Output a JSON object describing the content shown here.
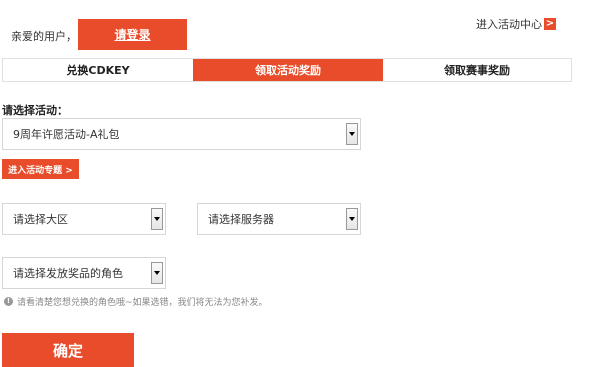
{
  "header": {
    "greeting": "亲爱的用户，",
    "login_label": "请登录",
    "enter_center_label": "进入活动中心",
    "enter_center_icon": "arrow-right-icon"
  },
  "tabs": [
    {
      "label": "兑换CDKEY",
      "active": false
    },
    {
      "label": "领取活动奖励",
      "active": true
    },
    {
      "label": "领取赛事奖励",
      "active": false
    }
  ],
  "form": {
    "activity_label": "请选择活动：",
    "activity_value": "9周年许愿活动-A礼包",
    "topic_button_label": "进入活动专题 >",
    "region_value": "请选择大区",
    "server_value": "请选择服务器",
    "role_value": "请选择发放奖品的角色",
    "notice_text": "请看清楚您想兑换的角色哦~如果选错，我们将无法为您补发。",
    "confirm_label": "确定"
  },
  "colors": {
    "accent": "#e84c2b"
  }
}
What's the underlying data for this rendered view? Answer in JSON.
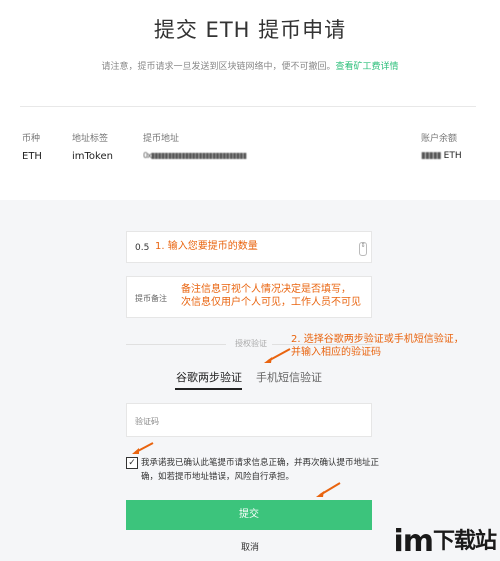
{
  "header": {
    "title": "提交 ETH 提币申请",
    "notice": "请注意，提币请求一旦发送到区块链网络中，便不可撤回。",
    "fee_link": "查看矿工费详情"
  },
  "account_table": {
    "columns": [
      "币种",
      "地址标签",
      "提币地址",
      "账户余额"
    ],
    "row": {
      "currency": "ETH",
      "address_label": "imToken",
      "address": "0x▮▮▮▮▮▮▮▮▮▮▮▮▮▮▮▮▮▮▮▮▮▮▮▮▮▮▮▮",
      "balance_amount": "▮▮▮▮▮",
      "balance_unit": "ETH"
    }
  },
  "form": {
    "amount_value": "0.5",
    "amount_annotation": "1. 输入您要提币的数量",
    "memo_label": "提币备注",
    "memo_annotation_line1": "备注信息可视个人情况决定是否填写，",
    "memo_annotation_line2": "次信息仅用户个人可见，工作人员不可见",
    "auth_label": "授权验证",
    "auth_annotation_line1": "2. 选择谷歌两步验证或手机短信验证，",
    "auth_annotation_line2": "并输入相应的验证码",
    "tabs": [
      "谷歌两步验证",
      "手机短信验证"
    ],
    "code_placeholder": "验证码",
    "consent_text": "我承诺我已确认此笔提币请求信息正确，并再次确认提币地址正确，如若提币地址错误，风险自行承担。",
    "consent_checked": true,
    "submit_label": "提交",
    "cancel_label": "取消"
  },
  "watermark": {
    "latin": "im",
    "cn": "下载站"
  },
  "colors": {
    "accent_green": "#3cc47c",
    "annotation_orange": "#e9640f"
  },
  "icons": [
    "arrow-annotation-icon",
    "checkbox-checked-icon",
    "spinner-icon"
  ]
}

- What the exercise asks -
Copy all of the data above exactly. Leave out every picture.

- Output -
Output a JSON object describing the content shown here.
{
  "header": {
    "greeting": "亲爱的用户，",
    "login_label": "请登录",
    "enter_center_label": "进入活动中心",
    "enter_center_icon": "arrow-right-icon"
  },
  "tabs": [
    {
      "label": "兑换CDKEY",
      "active": false
    },
    {
      "label": "领取活动奖励",
      "active": true
    },
    {
      "label": "领取赛事奖励",
      "active": false
    }
  ],
  "form": {
    "activity_label": "请选择活动：",
    "activity_value": "9周年许愿活动-A礼包",
    "topic_button_label": "进入活动专题 >",
    "region_value": "请选择大区",
    "server_value": "请选择服务器",
    "role_value": "请选择发放奖品的角色",
    "notice_text": "请看清楚您想兑换的角色哦~如果选错，我们将无法为您补发。",
    "confirm_label": "确定"
  },
  "colors": {
    "accent": "#e84c2b"
  }
}
What's the underlying data for this rendered view? Answer in JSON.
{
  "header": {
    "title": "提交 ETH 提币申请",
    "notice": "请注意，提币请求一旦发送到区块链网络中，便不可撤回。",
    "fee_link": "查看矿工费详情"
  },
  "account_table": {
    "columns": [
      "币种",
      "地址标签",
      "提币地址",
      "账户余额"
    ],
    "row": {
      "currency": "ETH",
      "address_label": "imToken",
      "address": "0x▮▮▮▮▮▮▮▮▮▮▮▮▮▮▮▮▮▮▮▮▮▮▮▮▮▮▮▮",
      "balance_amount": "▮▮▮▮▮",
      "balance_unit": "ETH"
    }
  },
  "form": {
    "amount_value": "0.5",
    "amount_annotation": "1. 输入您要提币的数量",
    "memo_label": "提币备注",
    "memo_annotation_line1": "备注信息可视个人情况决定是否填写，",
    "memo_annotation_line2": "次信息仅用户个人可见，工作人员不可见",
    "auth_label": "授权验证",
    "auth_annotation_line1": "2. 选择谷歌两步验证或手机短信验证，",
    "auth_annotation_line2": "并输入相应的验证码",
    "tabs": [
      "谷歌两步验证",
      "手机短信验证"
    ],
    "code_placeholder": "验证码",
    "consent_text": "我承诺我已确认此笔提币请求信息正确，并再次确认提币地址正确，如若提币地址错误，风险自行承担。",
    "consent_checked": true,
    "submit_label": "提交",
    "cancel_label": "取消"
  },
  "watermark": {
    "latin": "im",
    "cn": "下载站"
  },
  "colors": {
    "accent_green": "#3cc47c",
    "annotation_orange": "#e9640f"
  },
  "icons": [
    "arrow-annotation-icon",
    "checkbox-checked-icon",
    "spinner-icon"
  ]
}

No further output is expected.